While Ning is sadly adopting the use of CAPTCHA’s (a tool that no longer works thanks to nefarious spam bots and human spammers), as well as email verification (which can land in the spam folder), their “Twilight quizzes” may help thwart spammers (whether virtual or in the flesh). read more
Tags: Ning, Spam
April 23, 2010
While bloggers may have won the war against spam bots via plugins like Akismet, WP-SpamFree and Sabre (not to mention a whole list of Movabletype plugins), it looks like these evil “promotional” companies have switched tactics by hiring desperate humans to promote their silly products (via Read Write Web).

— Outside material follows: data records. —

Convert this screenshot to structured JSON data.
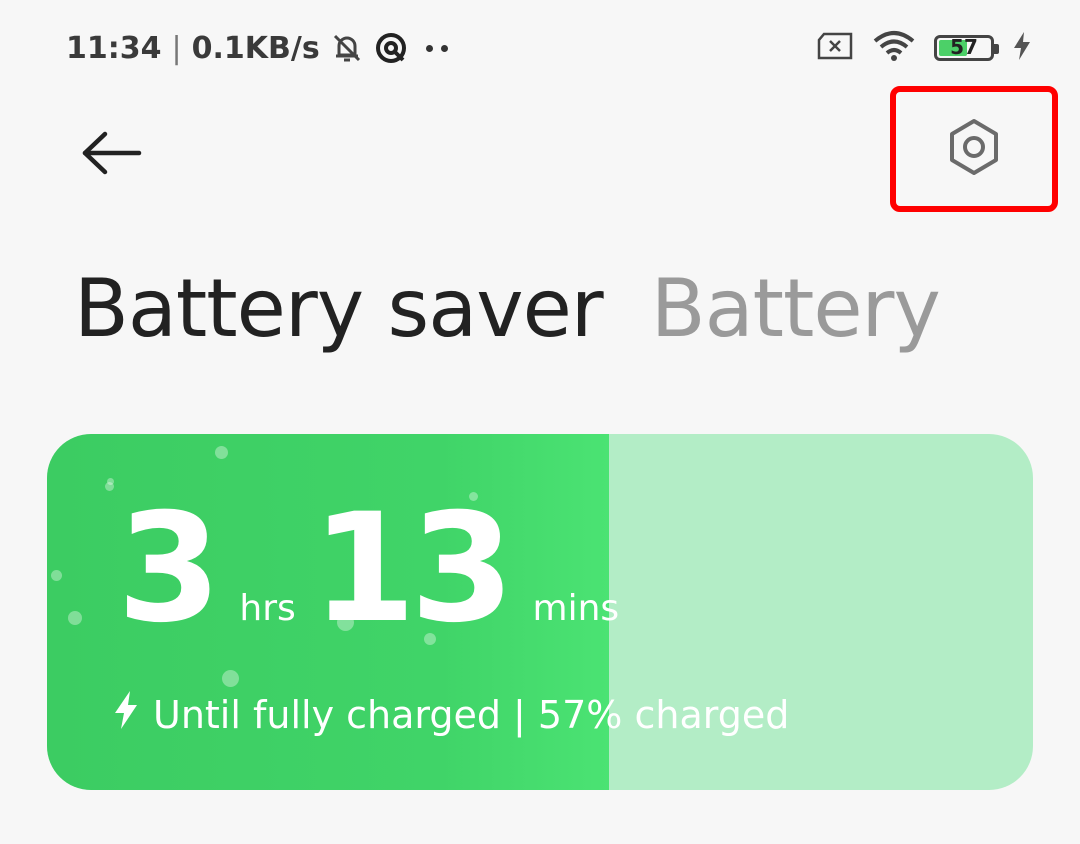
{
  "status_bar": {
    "time": "11:34",
    "separator": "|",
    "net_speed": "0.1KB/s",
    "battery_level": "57",
    "battery_fraction": 0.57,
    "icons": [
      "muted-bell-icon",
      "vpn-icon",
      "more-notifications-icon",
      "no-sim-icon",
      "wifi-icon",
      "battery-icon",
      "charging-bolt-icon"
    ]
  },
  "header": {
    "back_icon": "arrow-left-icon",
    "settings_icon": "hexagon-gear-icon",
    "highlight_color": "#ff0000"
  },
  "tabs": [
    {
      "label": "Battery saver",
      "active": true
    },
    {
      "label": "Battery",
      "active": false
    }
  ],
  "battery_card": {
    "hours": "3",
    "hours_unit": "hrs",
    "minutes": "13",
    "minutes_unit": "mins",
    "status": "Until fully charged | 57% charged",
    "charge_fraction": 0.57,
    "fill_color": "#40d468",
    "track_color": "#b3edc6"
  }
}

(Official Akismet Blog) Human-posted spam has been on the rise for some time. Low-paid workers are hired by “SEO” firms to post comments on blogs and forums, advertising their clients’ web sites (typically small local businesses). The workers generally operate out of internet cafes and universities, particularly in India, South-East Asia, and Turkey. The quality of comments varies, with the best written spam usually coming from SE Asia. There are now sophisticated marketplaces set up specifically for hiring manual workers to do this kind of spam.
When it comes thwarting spammers, human spam is the most difficult to block, due to the fact that half the time their comments will be on topic. read more
April 6, 2010
Since some days a rather nasty hack has been going round in the WordPress community. I actually noticed it myself not that long when I googled for ‘Chris Pearson‘ and what I saw in the results was… shall we say ‘interesting’?
Prozac, Levitra, Lexapro? Had Chris sold the ‘Best Damn Blog on the Planet’, AKA Pearsonified? I went to check out Chris’ blog but no. No Prozac, Levitra or anything else of suspicious nature to be found there. Just your regular well-tuned Pearson content. I even looked in the source code and a quick search for known brands ended empty. I left again, having long forgotten already why I googled Chris in the first place.
Now it seems though that this hack is making the rounds and becoming more and more popular. Leland Fiegel from Themelab first reported about it on first reported about it on the Themelab blog, more than a month ago already. Afterwards the issue was covered over at the WP Tavern forums but no solution has been found so far. Even the WordPress Lead Developer, Mark Jaquith, is left clueless and hopes to solve the issue ASAP. read more
Tags: blog security, Google, hosting, Mark Jaquith, Spam, wordpress security